Once the race begins, so too does the story. Jute skillfully paces the writing to match the events. Though it moves quickly, the story never gets ahead of itself. At first, the story is told from Rhodes’s point of view, but at a critical, terrifying moment, it switches to James’s and then to a third-person view of the wolf pack, a distant but clearly festering problem. As the two racers face growing dangers and challenges on the 1200-mile trail from Anchorage to Nome, the wolves circle just outside their awareness but never far outside the reader’s. The viewpoints continue to alternate until settling down with Rhodes’. Jute ups the ante as the race draws to a close, heaping exhaustion and terrifying danger upon his two main characters. The final harrying sequence of events, while not nail-biting, does require sitting up straight, scooting to the edge of the seat, and paying attention very closely.

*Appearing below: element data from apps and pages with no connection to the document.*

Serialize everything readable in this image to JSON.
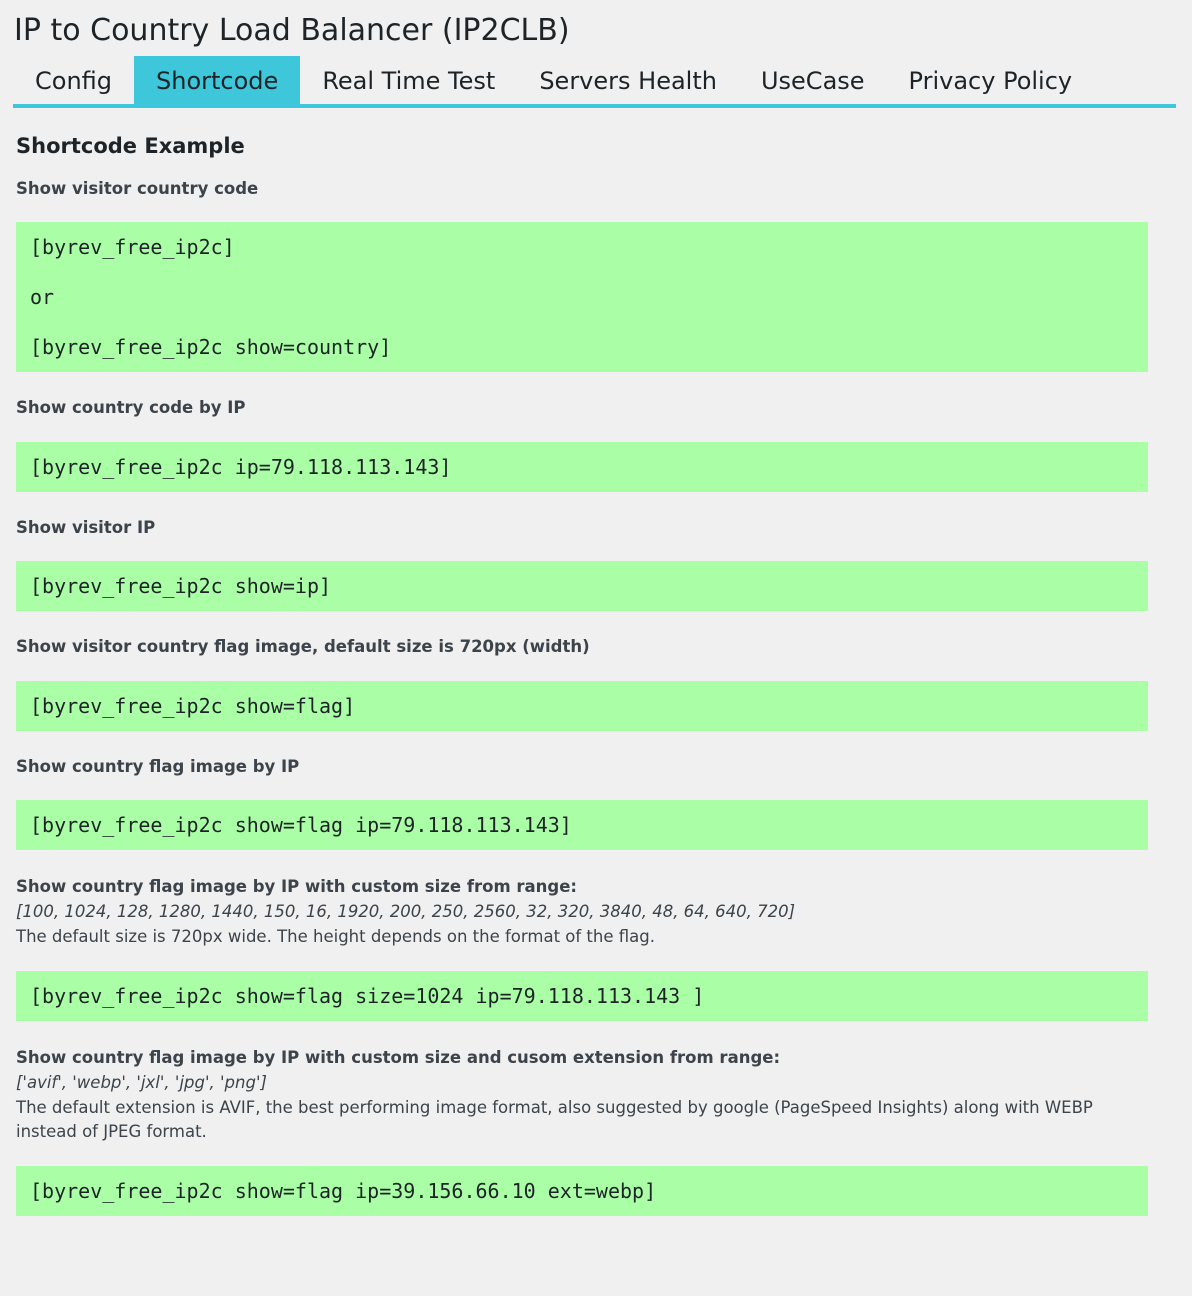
{
  "page": {
    "title": "IP to Country Load Balancer (IP2CLB)"
  },
  "tabs": [
    {
      "label": "Config",
      "active": false
    },
    {
      "label": "Shortcode",
      "active": true
    },
    {
      "label": "Real Time Test",
      "active": false
    },
    {
      "label": "Servers Health",
      "active": false
    },
    {
      "label": "UseCase",
      "active": false
    },
    {
      "label": "Privacy Policy",
      "active": false
    }
  ],
  "colors": {
    "accent": "#3ec6da",
    "code_background": "#aaffa6",
    "page_background": "#f0f0f0"
  },
  "main": {
    "section_title": "Shortcode Example",
    "examples": [
      {
        "label": "Show visitor country code",
        "code": [
          "[byrev_free_ip2c]",
          "or",
          "[byrev_free_ip2c show=country]"
        ]
      },
      {
        "label": "Show country code by IP",
        "code": [
          "[byrev_free_ip2c ip=79.118.113.143]"
        ]
      },
      {
        "label": "Show visitor IP",
        "code": [
          "[byrev_free_ip2c show=ip]"
        ]
      },
      {
        "label": "Show visitor country flag image, default size is 720px (width)",
        "code": [
          "[byrev_free_ip2c show=flag]"
        ]
      },
      {
        "label": "Show country flag image by IP",
        "code": [
          "[byrev_free_ip2c show=flag ip=79.118.113.143]"
        ]
      },
      {
        "label": "Show country flag image by IP with custom size from range:",
        "range": "[100, 1024, 128, 1280, 1440, 150, 16, 1920, 200, 250, 2560, 32, 320, 3840, 48, 64, 640, 720]",
        "note": "The default size is 720px wide. The height depends on the format of the flag.",
        "code": [
          "[byrev_free_ip2c show=flag size=1024 ip=79.118.113.143 ]"
        ]
      },
      {
        "label": "Show country flag image by IP with custom size and cusom extension from range:",
        "range": "['avif', 'webp', 'jxl', 'jpg', 'png']",
        "note": "The default extension is AVIF, the best performing image format, also suggested by google (PageSpeed Insights) along with WEBP instead of JPEG format.",
        "code": [
          "[byrev_free_ip2c show=flag ip=39.156.66.10 ext=webp]"
        ]
      }
    ]
  }
}
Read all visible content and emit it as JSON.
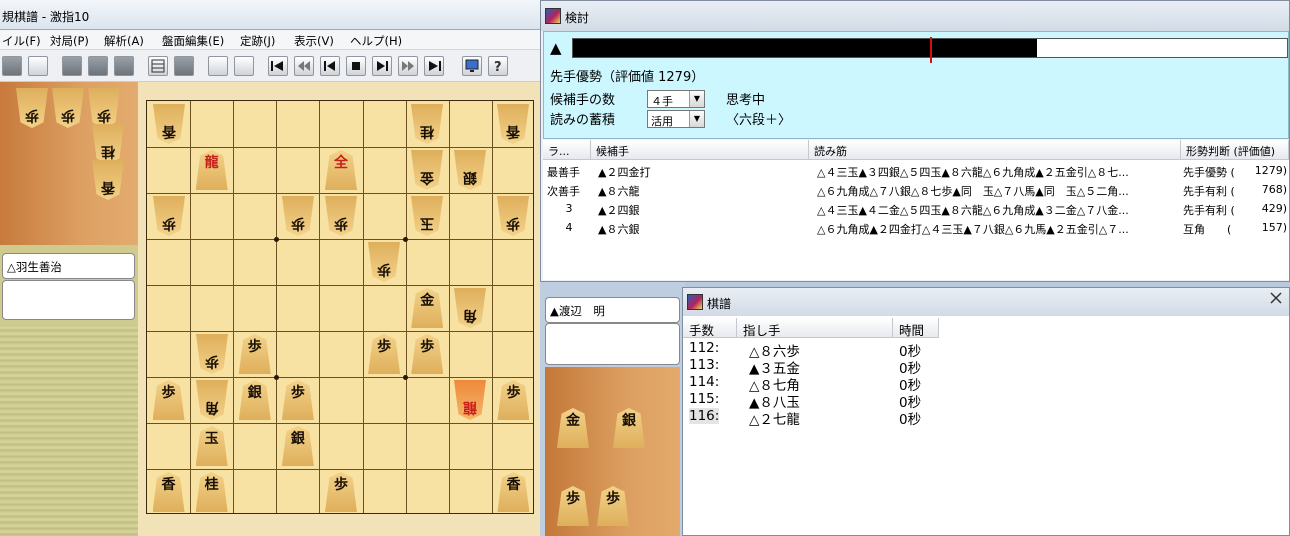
{
  "main_window": {
    "title": "規棋譜 - 激指10",
    "menu": [
      "イル(F)",
      "対局(P)",
      "解析(A)",
      "盤面編集(E)",
      "定跡(J)",
      "表示(V)",
      "ヘルプ(H)"
    ]
  },
  "players": {
    "gote_name": "△羽生善治",
    "sente_name": "▲渡辺　明"
  },
  "hands": {
    "gote": [
      "歩",
      "歩",
      "歩",
      "桂",
      "香"
    ],
    "sente": [
      "金",
      "銀",
      "歩",
      "歩"
    ]
  },
  "board": [
    {
      "file": 9,
      "rank": 1,
      "piece": "香",
      "owner": "gote"
    },
    {
      "file": 3,
      "rank": 1,
      "piece": "桂",
      "owner": "gote"
    },
    {
      "file": 1,
      "rank": 1,
      "piece": "香",
      "owner": "gote"
    },
    {
      "file": 8,
      "rank": 2,
      "piece": "龍",
      "owner": "sente",
      "red": true
    },
    {
      "file": 5,
      "rank": 2,
      "piece": "全",
      "owner": "sente",
      "red": true
    },
    {
      "file": 3,
      "rank": 2,
      "piece": "金",
      "owner": "gote"
    },
    {
      "file": 2,
      "rank": 2,
      "piece": "銀",
      "owner": "gote"
    },
    {
      "file": 9,
      "rank": 3,
      "piece": "歩",
      "owner": "gote"
    },
    {
      "file": 6,
      "rank": 3,
      "piece": "歩",
      "owner": "gote"
    },
    {
      "file": 5,
      "rank": 3,
      "piece": "歩",
      "owner": "gote"
    },
    {
      "file": 3,
      "rank": 3,
      "piece": "玉",
      "owner": "gote"
    },
    {
      "file": 1,
      "rank": 3,
      "piece": "歩",
      "owner": "gote"
    },
    {
      "file": 4,
      "rank": 4,
      "piece": "歩",
      "owner": "gote"
    },
    {
      "file": 3,
      "rank": 5,
      "piece": "金",
      "owner": "sente"
    },
    {
      "file": 2,
      "rank": 5,
      "piece": "角",
      "owner": "gote"
    },
    {
      "file": 8,
      "rank": 6,
      "piece": "歩",
      "owner": "gote"
    },
    {
      "file": 7,
      "rank": 6,
      "piece": "歩",
      "owner": "sente"
    },
    {
      "file": 4,
      "rank": 6,
      "piece": "歩",
      "owner": "sente"
    },
    {
      "file": 3,
      "rank": 6,
      "piece": "歩",
      "owner": "sente"
    },
    {
      "file": 9,
      "rank": 7,
      "piece": "歩",
      "owner": "sente"
    },
    {
      "file": 8,
      "rank": 7,
      "piece": "角",
      "owner": "gote"
    },
    {
      "file": 7,
      "rank": 7,
      "piece": "銀",
      "owner": "sente"
    },
    {
      "file": 6,
      "rank": 7,
      "piece": "歩",
      "owner": "sente"
    },
    {
      "file": 2,
      "rank": 7,
      "piece": "龍",
      "owner": "gote",
      "red": true,
      "selected": true
    },
    {
      "file": 1,
      "rank": 7,
      "piece": "歩",
      "owner": "sente"
    },
    {
      "file": 8,
      "rank": 8,
      "piece": "玉",
      "owner": "sente"
    },
    {
      "file": 6,
      "rank": 8,
      "piece": "銀",
      "owner": "sente"
    },
    {
      "file": 9,
      "rank": 9,
      "piece": "香",
      "owner": "sente"
    },
    {
      "file": 8,
      "rank": 9,
      "piece": "桂",
      "owner": "sente"
    },
    {
      "file": 5,
      "rank": 9,
      "piece": "歩",
      "owner": "sente"
    },
    {
      "file": 1,
      "rank": 9,
      "piece": "香",
      "owner": "sente"
    }
  ],
  "analysis": {
    "title": "検討",
    "eval_prefix": "▲",
    "eval_fraction": 0.65,
    "marker_fraction": 0.5,
    "status_text": "先手優勢（評価値 1279）",
    "candidates_label": "候補手の数",
    "candidates_value": "４手",
    "thinking_text": "思考中",
    "accumulate_label": "読みの蓄積",
    "accumulate_value": "活用",
    "level_text": "〈六段＋〉",
    "columns": [
      "ラ...",
      "候補手",
      "読み筋",
      "形勢判断 (評価値)"
    ],
    "rows": [
      {
        "rank": "最善手",
        "move": "▲２四金打",
        "pv": "△４三玉▲３四銀△５四玉▲８六龍△６九角成▲２五金引△８七...",
        "judge": "先手優勢 (",
        "value": "1279)"
      },
      {
        "rank": "次善手",
        "move": "▲８六龍",
        "pv": "△６九角成△７八銀△８七歩▲同　玉△７八馬▲同　玉△５二角...",
        "judge": "先手有利 (",
        "value": "768)"
      },
      {
        "rank": "3",
        "move": "▲２四銀",
        "pv": "△４三玉▲４二金△５四玉▲８六龍△６九角成▲３二金△７八金...",
        "judge": "先手有利 (",
        "value": "429)"
      },
      {
        "rank": "4",
        "move": "▲８六銀",
        "pv": "△６九角成▲２四金打△４三玉▲７八銀△６九馬▲２五金引△７...",
        "judge": "互角　　(",
        "value": "157)"
      }
    ]
  },
  "kifu": {
    "title": "棋譜",
    "columns": [
      "手数",
      "指し手",
      "時間"
    ],
    "rows": [
      {
        "num": "112:",
        "move": "△８六歩",
        "time": "0秒"
      },
      {
        "num": "113:",
        "move": "▲３五金",
        "time": "0秒"
      },
      {
        "num": "114:",
        "move": "△８七角",
        "time": "0秒"
      },
      {
        "num": "115:",
        "move": "▲８八玉",
        "time": "0秒"
      },
      {
        "num": "116:",
        "move": "△２七龍",
        "time": "0秒"
      }
    ]
  },
  "icons": {
    "app": "shogi-app-icon",
    "close": "close-icon"
  }
}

I particularly enjoyed the story because of its realistic, and thorough, description of the Iditarod race, its history, the trail, and what it takes to compete. For a brief (and irrational moment), I wistfully wished I could experience the thrill of riding on the runners behind a sled pulled by a dozen well-trained dogs. However, I’m not so keen on facing angry moose, bear, or wolves, nor do I wish to ride into the teeth of 40-mile-an-hour wind. And I’d prefer to sleep more than a few hours at a time, especially on a soft, warm bed.

I must also say that I found the romance between Rhodes and James both charming and a bit quaint (though I don’t mean anything pejorative by this). James has a gentleman’s manners from another era: he politely requests permission to be excused by an elderly woman at the beginning, and he gallantly charges into a blizzard to help Rhodes, then camps chastely with her.

It isn’t simply the romance that calls to mind a different, more genteel, era. There is a clear sense of propriety and duty throughout, a stiff-upper-lip sort of stoicism in the face of grievous difficulty, the understanding that the race takes precedence over everything else for Rhodes and James because they have said that they will run it, and their honor and sense of self are bound up in completing it to the best of their abilities. I personally am attracted to such characters.

IDITAROD a novel of The Greatest Race on Earth by Andre Jute
eBOOK iTunes Smashwords Kobo B&N
PAPERBACKS Createspace Amazon USA UK

IDITAROD “Stunningly Intricate and Fascinating Tale of Adventure”

“Stunningly Intricate and Fascinating Tale of Adventure”
5-star review by Matt Posner “The Dean” of
IDITAROD a novel of The Greatest Race on Earth

I bought this book to read for pleasure because I am already a fan of Andre Jute, as an author and as a human being. I’m very glad I did, as it was thrilling. Andre’s deep research led to a stunningly intricate and fascinating tale of adventure with two appealing and admirable young protagonists. I really liked both Rhodes Delaney and James Whitbury, a woman and man with courage and integrity, ingenuity and athleticism, who are racing each other in the Iditarod as a way to resist their nigh-irresistable attraction to each other, an attraction that is fed by rivalry and danger in the greatest race on earth.

I was not initially convinced that the Iditarod would provide steady interest as the subject of a book. I didn’t think there would be enough variety in the situations it presented to a reader. I changed my mind right away when the race began with a lively series of problems and challenges for the young people. There is not one possible threat they do not face and overcome, in an atmosphere so authentic that I can’t help wondering if Andre took part in the race some time under a pseudonym and doesn’t want to tell us…

The best praise I can offer this book is to compare Rhodes and James and their dogs Toots, Delilah, and General to beloved characters from my childhood in the 1970’s: Alec and the Black, from Walter Farley’s Black Stallion series. Those books, showing the union of a young person and a working animal through love and respect, defined a genre. Iditarod might be the best book of its kind since.

Thanks for a great read, Andre.

From Matt Posner‘s 5-star review of
IDITAROD a novel of The Greatest Race on Earth

\